Research project on ice-nucleation by bacteria

March 21, 2012 at 9:00 am | Posted in Uncategorized | Leave a comment

Strange but true – some bacteria can enhance rainfall. Dr Asaad (right) and Mr Moukahal evaluate  Pseudomonas resistance in greenhouse plantsWith rainfall in dry areas becoming lower and more erratic, researchers are looking for ways to enhance precipitation. One promising option – airborne plant pathogens. Pseudomonas syringae (P.s.) is a bacterial pathogen that can cause severe yield losses in crops. But it can also contribute to ice-nucleation – the micro-organisms act as ‘cores’, stimulating the formation of ice crystals in clouds, enhancing precipitation. Ice nucleation has been studied in many different P.s. strains, and the results suggest that the bacterium plays an active role in the water cycle. ICARDA is leading a project on Identifying the sources and role of ice-nucleation bacteria in the dry areas, in collaboration with Montana State University in the USA, the Institut National de la Recherche Agronomique in France, and the University of Aleppo in Syria. The project aims to find non-pathogenic strains of P.s. from bread wheat plants and seed. Such strains would provide ice-nucleation benefits without causing crop damage.

During 2011, about 100 bread wheat varieties were studied at ICARDA’s Tel Hadya headquarters. Several strains of P.s. were isolated from the leaves and seed of some varieties; the isolates from seed, in particular, could have major implications for possible multiplication of bacterial strains. These strains were studied using biochemical characterization as well as ice nucleation tests in the laboratory. They were also tested (under carefully controlled conditions) for pathogenicity against 25 crops that are grown in dryland areas in West Asia and North Africa. This research is being led by Dr Siham Asaad, Head of ICARDA’s Seed Health Unit, and graduate student Abdoul Rahman Moukahal. Their research is still ongoing – watch this space for more news.

Advertisements

Leave a Comment »

RSS feed for comments on this post. TrackBack URI

Leave a Reply

Fill in your details below or click an icon to log in:

WordPress.com Logo

You are commenting using your WordPress.com account. Log Out / Change )

Twitter picture

You are commenting using your Twitter account. Log Out / Change )

Facebook photo

You are commenting using your Facebook account. Log Out / Change )

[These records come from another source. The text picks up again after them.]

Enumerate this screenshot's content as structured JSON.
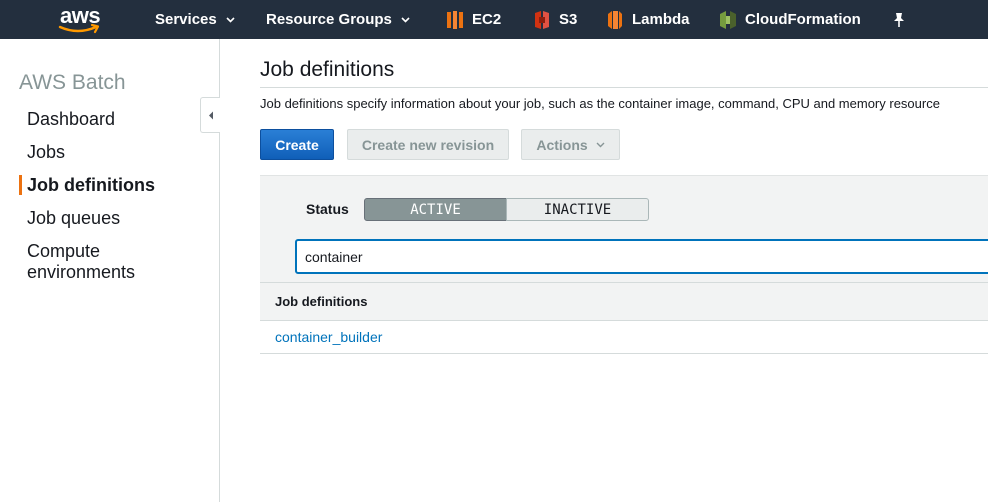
{
  "topbar": {
    "logo_text": "aws",
    "services_label": "Services",
    "resource_groups_label": "Resource Groups",
    "shortcuts": [
      {
        "label": "EC2",
        "icon": "ec2-icon",
        "color": "#ec7211"
      },
      {
        "label": "S3",
        "icon": "s3-icon",
        "color": "#d13212"
      },
      {
        "label": "Lambda",
        "icon": "lambda-icon",
        "color": "#ec7211"
      },
      {
        "label": "CloudFormation",
        "icon": "cloudformation-icon",
        "color": "#7aa116"
      }
    ],
    "pin_icon": "pin-icon"
  },
  "sidebar": {
    "title": "AWS Batch",
    "items": [
      {
        "label": "Dashboard"
      },
      {
        "label": "Jobs"
      },
      {
        "label": "Job definitions",
        "active": true
      },
      {
        "label": "Job queues"
      },
      {
        "label": "Compute environments"
      }
    ],
    "collapse_icon": "chevron-left-icon"
  },
  "main": {
    "title": "Job definitions",
    "description": "Job definitions specify information about your job, such as the container image, command, CPU and memory resource",
    "buttons": {
      "create": "Create",
      "create_revision": "Create new revision",
      "actions": "Actions"
    },
    "filter": {
      "status_label": "Status",
      "options": [
        "ACTIVE",
        "INACTIVE"
      ],
      "selected": "ACTIVE",
      "search_value": "container"
    },
    "table": {
      "columns": [
        "Job definitions"
      ],
      "rows": [
        {
          "name": "container_builder"
        }
      ]
    }
  },
  "colors": {
    "topbar_bg": "#232f3e",
    "accent_orange": "#ec7211",
    "primary_blue": "#1266c4",
    "link_blue": "#0073bb"
  }
}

Google+ photo

You are commenting using your Google+ account. Log Out / Change )

Connecting to %s

Create a free website or blog at WordPress.com.
Entries and comments feeds.

%d bloggers like this: